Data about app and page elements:
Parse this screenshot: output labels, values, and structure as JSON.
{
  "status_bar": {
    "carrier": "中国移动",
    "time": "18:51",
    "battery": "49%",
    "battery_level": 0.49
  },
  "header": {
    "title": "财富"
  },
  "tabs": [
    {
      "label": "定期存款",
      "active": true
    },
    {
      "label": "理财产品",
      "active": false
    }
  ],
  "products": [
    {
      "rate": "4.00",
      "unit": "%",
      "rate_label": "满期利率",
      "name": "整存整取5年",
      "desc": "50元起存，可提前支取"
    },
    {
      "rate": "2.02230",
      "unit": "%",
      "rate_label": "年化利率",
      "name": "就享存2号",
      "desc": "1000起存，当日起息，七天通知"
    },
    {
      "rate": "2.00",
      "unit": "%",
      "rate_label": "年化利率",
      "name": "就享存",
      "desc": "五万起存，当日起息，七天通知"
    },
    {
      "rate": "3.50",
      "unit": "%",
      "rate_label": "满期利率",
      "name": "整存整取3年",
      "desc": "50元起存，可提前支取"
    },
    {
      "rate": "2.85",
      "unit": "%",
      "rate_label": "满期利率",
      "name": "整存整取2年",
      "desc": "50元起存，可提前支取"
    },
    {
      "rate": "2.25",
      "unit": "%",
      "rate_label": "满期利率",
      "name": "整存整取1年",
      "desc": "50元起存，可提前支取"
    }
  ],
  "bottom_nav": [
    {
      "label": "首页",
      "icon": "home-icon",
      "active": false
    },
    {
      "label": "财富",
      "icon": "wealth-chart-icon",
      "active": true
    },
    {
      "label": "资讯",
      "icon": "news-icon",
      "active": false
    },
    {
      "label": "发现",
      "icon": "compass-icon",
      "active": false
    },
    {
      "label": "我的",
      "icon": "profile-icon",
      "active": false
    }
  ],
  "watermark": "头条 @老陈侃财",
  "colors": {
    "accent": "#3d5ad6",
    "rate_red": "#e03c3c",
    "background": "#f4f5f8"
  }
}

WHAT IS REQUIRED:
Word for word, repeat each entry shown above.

EXERCISE ANSWER:
Parse this screenshot: output labels, values, and structure as JSON.
{
  "status_bar": {
    "carrier": "中国移动",
    "time": "18:51",
    "battery": "49%",
    "battery_level": 0.49
  },
  "header": {
    "title": "财富"
  },
  "tabs": [
    {
      "label": "定期存款",
      "active": true
    },
    {
      "label": "理财产品",
      "active": false
    }
  ],
  "products": [
    {
      "rate": "4.00",
      "unit": "%",
      "rate_label": "满期利率",
      "name": "整存整取5年",
      "desc": "50元起存，可提前支取"
    },
    {
      "rate": "2.02230",
      "unit": "%",
      "rate_label": "年化利率",
      "name": "就享存2号",
      "desc": "1000起存，当日起息，七天通知"
    },
    {
      "rate": "2.00",
      "unit": "%",
      "rate_label": "年化利率",
      "name": "就享存",
      "desc": "五万起存，当日起息，七天通知"
    },
    {
      "rate": "3.50",
      "unit": "%",
      "rate_label": "满期利率",
      "name": "整存整取3年",
      "desc": "50元起存，可提前支取"
    },
    {
      "rate": "2.85",
      "unit": "%",
      "rate_label": "满期利率",
      "name": "整存整取2年",
      "desc": "50元起存，可提前支取"
    },
    {
      "rate": "2.25",
      "unit": "%",
      "rate_label": "满期利率",
      "name": "整存整取1年",
      "desc": "50元起存，可提前支取"
    }
  ],
  "bottom_nav": [
    {
      "label": "首页",
      "icon": "home-icon",
      "active": false
    },
    {
      "label": "财富",
      "icon": "wealth-chart-icon",
      "active": true
    },
    {
      "label": "资讯",
      "icon": "news-icon",
      "active": false
    },
    {
      "label": "发现",
      "icon": "compass-icon",
      "active": false
    },
    {
      "label": "我的",
      "icon": "profile-icon",
      "active": false
    }
  ],
  "watermark": "头条 @老陈侃财",
  "colors": {
    "accent": "#3d5ad6",
    "rate_red": "#e03c3c",
    "background": "#f4f5f8"
  }
}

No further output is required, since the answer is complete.